reacts, attacks, grasps, clasps…
I love you Smilax – your name slides off the tongue, your needle thorns pierce flesh, your lovely veined leaves turn yellow in fall, your rounded clusters of dark blue berries hang always out of reach.
The only thing I don’t love is wading through thickets of your tangled vines when I’ve been foolish enough to wander off trails.
But such thickets are becoming fewer in our forest and new ones will have a harder time getting started. The wicked thorns are a clue – anything needing such armor must be delicious, and smilax is. To deer of course. The tender young shoots resemble asparagus (they’re both in the lily family) and are easy to nip off when not hiding behind the thorns.

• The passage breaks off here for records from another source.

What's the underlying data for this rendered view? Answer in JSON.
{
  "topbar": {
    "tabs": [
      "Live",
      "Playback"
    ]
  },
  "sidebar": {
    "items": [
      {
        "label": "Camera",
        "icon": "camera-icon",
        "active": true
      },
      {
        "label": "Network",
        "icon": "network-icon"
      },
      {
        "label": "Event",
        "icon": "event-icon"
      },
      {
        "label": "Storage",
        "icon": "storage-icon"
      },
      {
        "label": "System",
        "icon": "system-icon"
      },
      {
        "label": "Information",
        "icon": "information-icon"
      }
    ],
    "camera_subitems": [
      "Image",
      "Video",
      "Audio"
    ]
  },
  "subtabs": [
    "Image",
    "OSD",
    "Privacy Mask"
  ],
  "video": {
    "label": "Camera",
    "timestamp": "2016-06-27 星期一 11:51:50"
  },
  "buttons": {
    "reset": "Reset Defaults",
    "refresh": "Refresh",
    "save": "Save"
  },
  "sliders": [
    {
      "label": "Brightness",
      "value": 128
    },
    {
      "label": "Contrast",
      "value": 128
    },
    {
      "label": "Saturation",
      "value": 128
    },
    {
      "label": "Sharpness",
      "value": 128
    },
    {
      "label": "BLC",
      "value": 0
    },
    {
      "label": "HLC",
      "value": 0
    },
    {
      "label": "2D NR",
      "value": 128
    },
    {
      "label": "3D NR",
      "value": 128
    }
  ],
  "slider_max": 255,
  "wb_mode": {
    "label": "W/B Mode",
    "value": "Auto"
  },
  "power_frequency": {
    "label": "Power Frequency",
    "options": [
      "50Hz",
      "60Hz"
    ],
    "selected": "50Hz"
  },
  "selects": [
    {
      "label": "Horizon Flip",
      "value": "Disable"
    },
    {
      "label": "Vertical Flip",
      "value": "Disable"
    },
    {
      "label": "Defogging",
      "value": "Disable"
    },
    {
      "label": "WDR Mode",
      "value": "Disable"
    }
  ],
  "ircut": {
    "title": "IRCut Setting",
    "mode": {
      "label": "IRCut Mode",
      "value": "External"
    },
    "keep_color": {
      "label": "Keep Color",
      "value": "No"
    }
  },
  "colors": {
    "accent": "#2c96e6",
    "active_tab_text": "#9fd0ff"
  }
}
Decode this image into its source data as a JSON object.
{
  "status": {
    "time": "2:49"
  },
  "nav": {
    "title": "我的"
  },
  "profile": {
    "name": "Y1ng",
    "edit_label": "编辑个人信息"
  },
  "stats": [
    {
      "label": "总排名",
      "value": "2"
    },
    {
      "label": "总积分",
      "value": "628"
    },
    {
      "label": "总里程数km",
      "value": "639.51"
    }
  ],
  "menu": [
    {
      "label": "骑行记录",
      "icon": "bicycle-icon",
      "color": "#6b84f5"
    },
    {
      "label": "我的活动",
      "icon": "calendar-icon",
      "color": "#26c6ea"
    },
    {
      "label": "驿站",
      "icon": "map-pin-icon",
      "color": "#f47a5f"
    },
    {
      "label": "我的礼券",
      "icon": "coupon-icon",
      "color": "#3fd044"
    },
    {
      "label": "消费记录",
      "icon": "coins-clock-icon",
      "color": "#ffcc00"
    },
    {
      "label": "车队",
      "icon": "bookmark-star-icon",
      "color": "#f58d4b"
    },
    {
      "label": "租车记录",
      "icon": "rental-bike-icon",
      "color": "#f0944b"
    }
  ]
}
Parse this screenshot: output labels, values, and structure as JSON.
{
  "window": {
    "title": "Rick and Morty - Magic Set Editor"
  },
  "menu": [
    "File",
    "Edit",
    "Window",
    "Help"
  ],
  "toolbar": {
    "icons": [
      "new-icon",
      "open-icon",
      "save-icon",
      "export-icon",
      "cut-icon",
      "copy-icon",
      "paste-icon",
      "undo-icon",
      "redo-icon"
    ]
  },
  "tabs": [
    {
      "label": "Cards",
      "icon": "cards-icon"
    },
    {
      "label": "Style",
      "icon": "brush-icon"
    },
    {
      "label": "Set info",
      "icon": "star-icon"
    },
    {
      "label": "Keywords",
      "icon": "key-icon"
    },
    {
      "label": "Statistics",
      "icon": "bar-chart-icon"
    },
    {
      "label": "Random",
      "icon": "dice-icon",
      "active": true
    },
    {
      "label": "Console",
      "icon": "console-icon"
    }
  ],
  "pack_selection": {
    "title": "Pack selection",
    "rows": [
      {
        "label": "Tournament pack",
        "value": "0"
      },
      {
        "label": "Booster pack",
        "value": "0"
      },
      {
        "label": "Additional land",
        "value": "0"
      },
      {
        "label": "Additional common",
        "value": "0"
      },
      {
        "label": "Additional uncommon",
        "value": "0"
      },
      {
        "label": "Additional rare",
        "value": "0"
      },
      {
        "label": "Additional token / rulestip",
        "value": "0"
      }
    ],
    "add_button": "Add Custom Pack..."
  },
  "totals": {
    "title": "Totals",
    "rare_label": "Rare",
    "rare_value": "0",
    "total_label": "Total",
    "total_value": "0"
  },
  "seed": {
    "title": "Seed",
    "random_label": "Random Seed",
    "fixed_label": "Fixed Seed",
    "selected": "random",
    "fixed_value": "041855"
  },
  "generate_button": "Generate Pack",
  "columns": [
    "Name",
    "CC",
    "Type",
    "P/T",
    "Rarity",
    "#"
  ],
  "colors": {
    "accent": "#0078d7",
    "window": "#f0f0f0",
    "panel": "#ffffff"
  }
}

Their only hope is to get up into a tree as quickly as possible. And smilax has a remarkable way of doing this – with tendrils, in a behavior called “circumnutation”. As Charles Darwin and his son Francis first described, the tendrils of climbing plants make exploratory movements in the air. Think of swinging a rope over your head in circles till it hits a branch and grabs on.
Once a support is touched, the cellular growth in the tendril tip changes. The part that’s in contact stops growing, but on the other side it speeds up – creating a spiral growth pattern. Plant hormones, in part, direct the formation of tendrils.
Although to write this post I waded through a bewildering amount of research on the topic of tendrils, their movements are still considered somewhat mysterious.
For me it just adds to the charm.
-Smilax the vine has fingers that twine
5 thoughts on “Smilax Jan. 29”
I’m going to start a file on my email for your tidbits of information. I need to reread them. Thank you, again. Susan Sheckler
Thanks – you’ve given me a new appreciation for smilax. I have it growing on my fence next to my AC Unit and have to cut it back each year. It is a fast grower and very resilient.
You must have a great yard if you have smilax! It is fast growing and resilient, but with our browse pressure it must get up a support to flower and produce berries. Rosemary
Smilax grows in dense thickets along the south slope of Pine Mountain in Eastern Kentucky. I’ve caught myself in its clutches more than a few times looking for wildflowers. When that happens, I try to keep in mind that it provides necessary cover for the ruffed grouse and many other ground nesting bird species.
You are right, it can be very dense in some locations. Great observation about shelter for nesting birds, that is an important service it provides in the forest. I suspect a dense thicket can also protect herbaceous plants and young trees from browsing. Rosemary